Macro investment strategist Lyn Alden says that Bitcoin could surpass gold as a reserve asset if nations start buying BTC and stashing it in their treasuries.
In a new interview on the What Bitcoin Did podcast, Alden tells host Peter McCormack that countries purchasing and holding BTC could be a defining “explosive moment” for the top crypto.
“Some people have been [saying] ‘why don’t some large countries just print a little bit of money and buy Bitcoin and stick it on their reserves?’
If you were to see those cracks in the dam start to appear and you start to see that happening, that’s potentially a really explosive moment where you could have hundreds of billions of dollars of different types of liabilities issued in order to buy Bitcoin, which then is so big for a market that’s still kind of small.
Even though Bitcoin is in somewhat of a correction [right now], we still see that the exchange balance of BTC is hitting multi-year lows, and it’s just because there’s not a lot more being created, it’s pretty latent in its distribution schedule.”
According to Alden, nation-states joining other investors in holding the largest crypto by market cap might lead to “hyperbitcoinization,” enabling BTC to ascend to the level of gold in terms of being an internationally recognized store of value.
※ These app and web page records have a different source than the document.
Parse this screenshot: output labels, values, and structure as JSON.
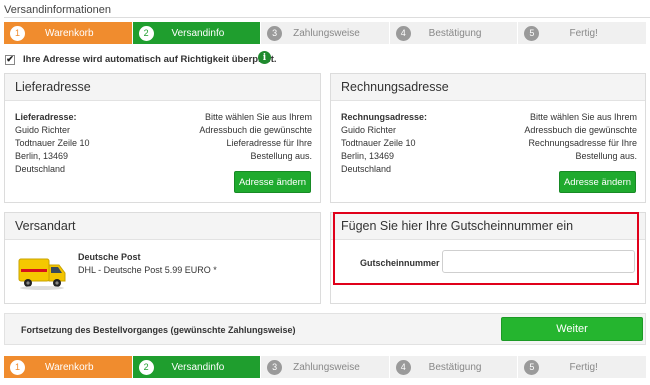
{
  "page_title": "Versandinformationen",
  "steps": [
    {
      "num": "1",
      "label": "Warenkorb",
      "state": "done",
      "color": "#f08c2e"
    },
    {
      "num": "2",
      "label": "Versandinfo",
      "state": "current",
      "color": "#1f9e2e"
    },
    {
      "num": "3",
      "label": "Zahlungsweise",
      "state": "pending"
    },
    {
      "num": "4",
      "label": "Bestätigung",
      "state": "pending"
    },
    {
      "num": "5",
      "label": "Fertig!",
      "state": "pending"
    }
  ],
  "address_check": {
    "checked": true,
    "label": "Ihre Adresse wird automatisch auf Richtigkeit überprüft.",
    "info_icon": "i"
  },
  "delivery": {
    "title": "Lieferadresse",
    "label": "Lieferadresse:",
    "lines": [
      "Guido Richter",
      "Todtnauer Zeile 10",
      "Berlin, 13469",
      "Deutschland"
    ],
    "note": "Bitte wählen Sie aus Ihrem Adressbuch die gewünschte Lieferadresse für Ihre Bestellung aus.",
    "button": "Adresse ändern"
  },
  "billing": {
    "title": "Rechnungsadresse",
    "label": "Rechnungsadresse:",
    "lines": [
      "Guido Richter",
      "Todtnauer Zeile 10",
      "Berlin, 13469",
      "Deutschland"
    ],
    "note": "Bitte wählen Sie aus Ihrem Adressbuch die gewünschte Rechnungsadresse für Ihre Bestellung aus.",
    "button": "Adresse ändern"
  },
  "shipping": {
    "title": "Versandart",
    "carrier": "Deutsche Post",
    "description": "DHL - Deutsche Post 5.99 EURO *"
  },
  "voucher": {
    "title": "Fügen Sie hier Ihre Gutscheinnummer ein",
    "label": "Gutscheinnummer",
    "value": ""
  },
  "continue": {
    "text": "Fortsetzung des Bestellvorganges (gewünschte Zahlungsweise)",
    "button": "Weiter"
  },
  "colors": {
    "accent_green": "#1faa2e",
    "step_orange": "#f08c2e",
    "highlight_red": "#e0001a"
  }
}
“There’s this increasing tendency for strong-handed people to come in and buy [BTC] and put it into cold storage, whether its retail HODLers, or these institutions that say ‘hey we have this five-year view and we’re gonna buy Bitcoin and stick it away.’
If you start to see that on a national level more, that’s the early signs of hyperbitcoinization or basically that BTC quickly ascends to the scope of gold where it becomes an actual recognized international reserve asset.
Right now, it’s not there yet, most countries don’t take [it] seriously as a reserve asset. But the next level up is that gold level worth several trillion dollars and you become commonly held in reserves.”
Bitcoin is exchanging hands at $56,648 as of writing, a 7% decrease from its seven-day high of $60,892.